The downturn, said David Sandeman, managing director at EIG, may be a hangover from the strong performance of the auction market in the run-up to the EU referendum when properties were pushed through ahead of the vote. This surge in pre-referendum activity meant that despite June’s subdued figures, the overall figures for Q2 were strong.
During the second quarter, an additional 254 lots were offered compared to the same period last year, representing a rise of 3.8%. The number of lots sold in Q2 also increased, rising 1.9% to a total of 5,129, generating a total of £785.8m, up 4% of the previous year.
“What was interesting was that May’s figures were huge, but June’s figures were down, and when you average it out is was about even,” said Sandeman. “It was as if people had put stuff in the market in case Brexit went the way it did, or they weren’t sure. I think people were sitting on the fence in June.”

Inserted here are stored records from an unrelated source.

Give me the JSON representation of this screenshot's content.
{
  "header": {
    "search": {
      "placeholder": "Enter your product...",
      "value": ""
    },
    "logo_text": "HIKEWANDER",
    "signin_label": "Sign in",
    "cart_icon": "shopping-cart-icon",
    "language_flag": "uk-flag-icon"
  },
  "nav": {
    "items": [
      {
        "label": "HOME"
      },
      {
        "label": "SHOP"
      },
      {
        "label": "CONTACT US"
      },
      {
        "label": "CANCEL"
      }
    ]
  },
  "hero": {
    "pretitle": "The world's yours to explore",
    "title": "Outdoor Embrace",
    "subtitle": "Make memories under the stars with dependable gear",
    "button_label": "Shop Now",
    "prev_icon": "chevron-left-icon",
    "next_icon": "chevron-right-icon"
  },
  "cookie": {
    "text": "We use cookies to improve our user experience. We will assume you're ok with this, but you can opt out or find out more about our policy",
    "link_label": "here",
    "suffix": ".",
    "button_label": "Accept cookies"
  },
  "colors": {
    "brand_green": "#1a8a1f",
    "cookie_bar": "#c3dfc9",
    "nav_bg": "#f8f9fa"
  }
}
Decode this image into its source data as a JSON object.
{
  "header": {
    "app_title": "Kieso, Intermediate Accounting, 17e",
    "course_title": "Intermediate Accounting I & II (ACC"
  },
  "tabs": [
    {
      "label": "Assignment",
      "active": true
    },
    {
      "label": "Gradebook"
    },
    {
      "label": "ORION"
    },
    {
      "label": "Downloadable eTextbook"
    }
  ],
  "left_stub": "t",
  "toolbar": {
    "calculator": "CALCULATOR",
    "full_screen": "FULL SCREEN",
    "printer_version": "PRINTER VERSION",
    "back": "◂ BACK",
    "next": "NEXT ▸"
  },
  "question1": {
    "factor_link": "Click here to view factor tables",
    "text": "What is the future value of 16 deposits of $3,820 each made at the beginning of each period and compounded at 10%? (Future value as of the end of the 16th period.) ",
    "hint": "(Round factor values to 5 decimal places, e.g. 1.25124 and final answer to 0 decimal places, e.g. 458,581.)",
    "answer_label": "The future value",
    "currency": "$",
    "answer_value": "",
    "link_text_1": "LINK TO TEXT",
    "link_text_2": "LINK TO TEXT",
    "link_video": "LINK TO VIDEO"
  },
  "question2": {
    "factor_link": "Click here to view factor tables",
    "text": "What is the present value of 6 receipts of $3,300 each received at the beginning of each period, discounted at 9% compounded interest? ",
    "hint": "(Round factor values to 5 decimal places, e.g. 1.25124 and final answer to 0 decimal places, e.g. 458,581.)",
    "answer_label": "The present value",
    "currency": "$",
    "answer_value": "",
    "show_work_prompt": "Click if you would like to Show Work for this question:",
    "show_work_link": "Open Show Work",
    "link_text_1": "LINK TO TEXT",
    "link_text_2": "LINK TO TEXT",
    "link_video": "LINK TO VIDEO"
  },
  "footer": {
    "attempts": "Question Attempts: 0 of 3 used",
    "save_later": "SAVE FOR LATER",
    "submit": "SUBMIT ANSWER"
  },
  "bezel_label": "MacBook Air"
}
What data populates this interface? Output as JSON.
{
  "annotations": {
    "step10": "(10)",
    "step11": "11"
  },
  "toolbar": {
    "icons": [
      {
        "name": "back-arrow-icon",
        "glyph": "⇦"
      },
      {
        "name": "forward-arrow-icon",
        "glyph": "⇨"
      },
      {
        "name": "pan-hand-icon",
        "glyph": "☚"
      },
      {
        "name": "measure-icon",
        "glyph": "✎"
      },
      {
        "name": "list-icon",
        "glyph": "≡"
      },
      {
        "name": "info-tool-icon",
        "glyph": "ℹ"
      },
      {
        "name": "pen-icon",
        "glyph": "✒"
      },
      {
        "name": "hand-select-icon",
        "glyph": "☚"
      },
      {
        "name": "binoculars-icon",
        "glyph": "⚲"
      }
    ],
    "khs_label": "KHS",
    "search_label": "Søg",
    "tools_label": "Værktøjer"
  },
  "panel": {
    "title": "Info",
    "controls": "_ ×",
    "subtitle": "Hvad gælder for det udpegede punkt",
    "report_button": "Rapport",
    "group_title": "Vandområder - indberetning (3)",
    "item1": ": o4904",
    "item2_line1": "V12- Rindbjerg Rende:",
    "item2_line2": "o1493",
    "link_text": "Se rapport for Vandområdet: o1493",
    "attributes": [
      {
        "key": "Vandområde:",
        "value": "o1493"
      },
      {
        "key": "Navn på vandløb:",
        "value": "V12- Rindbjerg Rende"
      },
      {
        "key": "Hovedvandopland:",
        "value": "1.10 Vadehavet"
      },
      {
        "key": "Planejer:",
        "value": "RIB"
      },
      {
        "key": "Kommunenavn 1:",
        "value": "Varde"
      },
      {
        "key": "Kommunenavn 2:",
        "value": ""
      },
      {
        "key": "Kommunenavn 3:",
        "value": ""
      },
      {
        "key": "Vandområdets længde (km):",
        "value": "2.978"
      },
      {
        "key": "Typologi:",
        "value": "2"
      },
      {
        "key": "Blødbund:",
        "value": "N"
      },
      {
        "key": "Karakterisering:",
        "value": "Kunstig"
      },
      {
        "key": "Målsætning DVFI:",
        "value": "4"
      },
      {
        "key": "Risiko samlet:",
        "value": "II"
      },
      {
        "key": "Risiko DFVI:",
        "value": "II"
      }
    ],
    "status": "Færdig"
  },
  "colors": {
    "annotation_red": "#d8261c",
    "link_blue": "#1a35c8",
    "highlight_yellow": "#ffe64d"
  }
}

Looking ahead he added: “Certainly the numbers for the July sales seem reasonably healthy, but I think we have got to let things settle down. We have now got a new government, at last, and September, I think, will be the telling one.”
David Whittaker, managing director of Mortgages for Business, was fearful that the market would pin too much on Brexit and talk itself into problems.
He said: “I think it would be wrong for the industry to start chasing hares in such a manner and I don’t see the evidence of that in customer behaviour and I don’t think the amount of property that goes through auctions as being indicative of the market as a whole. There is a great risk that we talk ourselves into a bloody great mess.”